- Sharing (because most of the fighting in preschool classes occurs due to the lack of sharing skills)
- Personal hygiene habits such as regular hand-washing (because this is the key to disease prevention)
- Careful and quiet listening when a teacher or a peer talks (because this is the key to order in the class)
- Creativity and self-expression
- Apologizing when something wrong was done (because it helps socialization, respect of others, and politeness)
Teaching these behaviors in the classroom, I would rely on the twelve steps of guiding children’s behaviors that were outlined by Morrison. Sharing is a behavior new to some children (especially those who do not have any siblings), and this is why fights and conflicts may develop among children. Teaching how to share I could use step 5 to help the children build new behaviors using my own behavior as an example (step 9) (Morrison).
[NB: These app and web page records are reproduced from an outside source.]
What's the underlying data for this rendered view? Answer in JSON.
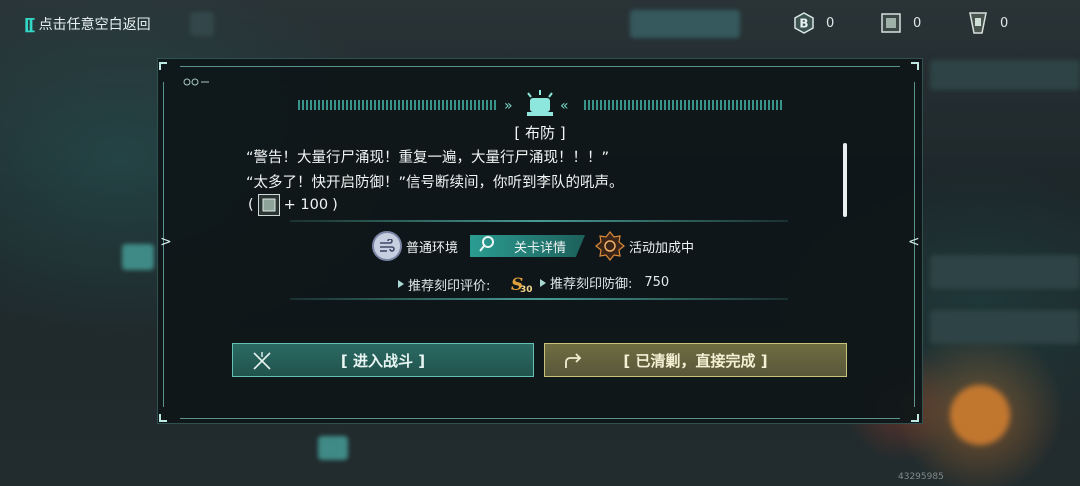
{
  "back": {
    "label": "点击任意空白返回"
  },
  "resources": [
    {
      "icon": "b-coin-icon",
      "value": "0"
    },
    {
      "icon": "supply-box-icon",
      "value": "0"
    },
    {
      "icon": "ticket-icon",
      "value": "0"
    }
  ],
  "dialog": {
    "title": "[ 布防 ]",
    "lines": [
      "“警告！大量行尸涌现！重复一遍，大量行尸涌现！！！”",
      "“太多了！快开启防御！”信号断续间，你听到李队的吼声。"
    ],
    "reward": {
      "open": "(",
      "amount": "+ 100",
      "close": ")"
    },
    "tags": {
      "environment": "普通环境",
      "level_detail": "关卡详情",
      "event": "活动加成中"
    },
    "recommend": {
      "rating_label": "推荐刻印评价:",
      "rating_badge": "30",
      "defense_label": "推荐刻印防御:",
      "defense_value": "750"
    },
    "buttons": {
      "fight": "[ 进入战斗 ]",
      "complete": "[ 已清剿，直接完成 ]"
    }
  },
  "footer_id": "43295985",
  "colors": {
    "accent": "#33d7c6",
    "fight": "#2b6a63",
    "complete": "#6f6d40"
  }
}
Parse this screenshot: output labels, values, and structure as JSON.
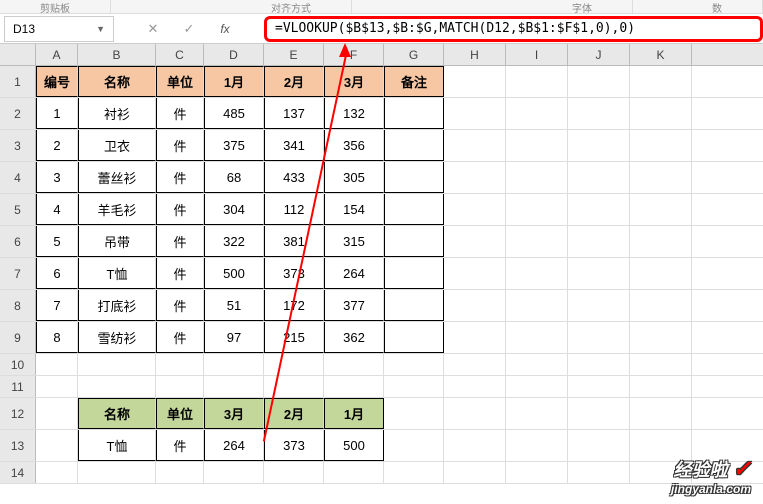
{
  "ribbon": {
    "item1": "剪贴板",
    "item2": "对齐方式",
    "item3": "字体",
    "item4": "数"
  },
  "name_box": {
    "value": "D13"
  },
  "formula": "=VLOOKUP($B$13,$B:$G,MATCH(D12,$B$1:$F$1,0),0)",
  "columns": [
    "A",
    "B",
    "C",
    "D",
    "E",
    "F",
    "G",
    "H",
    "I",
    "J",
    "K"
  ],
  "rows": [
    "1",
    "2",
    "3",
    "4",
    "5",
    "6",
    "7",
    "8",
    "9",
    "10",
    "11",
    "12",
    "13",
    "14"
  ],
  "table1": {
    "headers": [
      "编号",
      "名称",
      "单位",
      "1月",
      "2月",
      "3月",
      "备注"
    ],
    "data": [
      [
        "1",
        "衬衫",
        "件",
        "485",
        "137",
        "132",
        ""
      ],
      [
        "2",
        "卫衣",
        "件",
        "375",
        "341",
        "356",
        ""
      ],
      [
        "3",
        "蕾丝衫",
        "件",
        "68",
        "433",
        "305",
        ""
      ],
      [
        "4",
        "羊毛衫",
        "件",
        "304",
        "112",
        "154",
        ""
      ],
      [
        "5",
        "吊带",
        "件",
        "322",
        "381",
        "315",
        ""
      ],
      [
        "6",
        "T恤",
        "件",
        "500",
        "373",
        "264",
        ""
      ],
      [
        "7",
        "打底衫",
        "件",
        "51",
        "172",
        "377",
        ""
      ],
      [
        "8",
        "雪纺衫",
        "件",
        "97",
        "215",
        "362",
        ""
      ]
    ]
  },
  "table2": {
    "headers": [
      "名称",
      "单位",
      "3月",
      "2月",
      "1月"
    ],
    "data": [
      "T恤",
      "件",
      "264",
      "373",
      "500"
    ]
  },
  "watermark": {
    "line1": "经验啦",
    "line2": "jingyanla.com"
  },
  "chart_data": {
    "type": "table",
    "title": "",
    "tables": [
      {
        "headers": [
          "编号",
          "名称",
          "单位",
          "1月",
          "2月",
          "3月",
          "备注"
        ],
        "rows": [
          [
            1,
            "衬衫",
            "件",
            485,
            137,
            132,
            null
          ],
          [
            2,
            "卫衣",
            "件",
            375,
            341,
            356,
            null
          ],
          [
            3,
            "蕾丝衫",
            "件",
            68,
            433,
            305,
            null
          ],
          [
            4,
            "羊毛衫",
            "件",
            304,
            112,
            154,
            null
          ],
          [
            5,
            "吊带",
            "件",
            322,
            381,
            315,
            null
          ],
          [
            6,
            "T恤",
            "件",
            500,
            373,
            264,
            null
          ],
          [
            7,
            "打底衫",
            "件",
            51,
            172,
            377,
            null
          ],
          [
            8,
            "雪纺衫",
            "件",
            97,
            215,
            362,
            null
          ]
        ]
      },
      {
        "headers": [
          "名称",
          "单位",
          "3月",
          "2月",
          "1月"
        ],
        "rows": [
          [
            "T恤",
            "件",
            264,
            373,
            500
          ]
        ]
      }
    ]
  }
}
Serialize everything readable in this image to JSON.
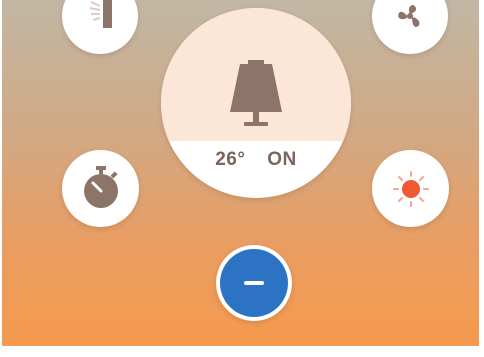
{
  "status": {
    "temperature": "26°",
    "power_state": "ON"
  },
  "controls": {
    "top_left_icon": "curtain-icon",
    "top_right_icon": "fan-icon",
    "center_icon": "lamp-icon",
    "timer_icon": "timer-icon",
    "brightness_icon": "sun-icon",
    "minus_icon": "minus-icon"
  },
  "colors": {
    "accent_blue": "#2d73c4",
    "icon_brown": "#8c7468",
    "sun_orange": "#f05a33",
    "dial_tint": "#fbe6d8"
  }
}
To enforce and encourage the behavior in the future I would provide praise to those who follow it (step 10), and guide the children using constructive questions that will help the children to form their own correct solutions (step 1) (Morrison).
Teaching personal hygiene I would also use myself as an example to model the behavior (step 9), and position hygiene rules such as hand-washing as a responsibility (step 5) to empower children (Morrison). To strengthen the impact of step 5, I would assign a child or two who would be responsible for the hand-washing of other peers every day. Their duty would be to make sure that everyone has clean hands by reminding their peers about the behavior.
Careful and quiet listening will be encouraged through constructive questions (step 1) such as: “children, what do you do when your teacher speaks?”, “and what do you do when one of your peers speaks?” (Morrison). The individuals who break the rule and speak together with a peer will be reminded of the correct behavior (step 10) (Morrison).
Creativity and self-expression belong at the top of the hierarchy of needs formulated by Abraham Maslow as the actions fulfilling an individual’s need for self-actualization. Young children are active and naturally express themselves through play. That way, to encourage their creativity I will employ such activities are team competitions, drawing and painting, building sand castles, reenacting fairy tales, and thus, fulfill their need (step 4) (Morrison).
Apologizing is similar to sharing. It is a behavior that may be new to some of the children. The scheme according to which this behavior could be taught will be the same as that of sharing. The main difference is that apologizing is a behavior that is difficult to model for a teacher as they cannot hurt or offend one of the children on purpose and then demonstratively apologize. The behavior can be demonstrated using a fictional example –a story where one character apologizes to another. The story will serve as the set of boundaries for the future behavior (step 7) and it will also provide limits and guidance to the class (Morrison).
Morrison, S. Fundamentals of Early Childhood Education. Boston, MA: Pearson Education Company, 2015. Print.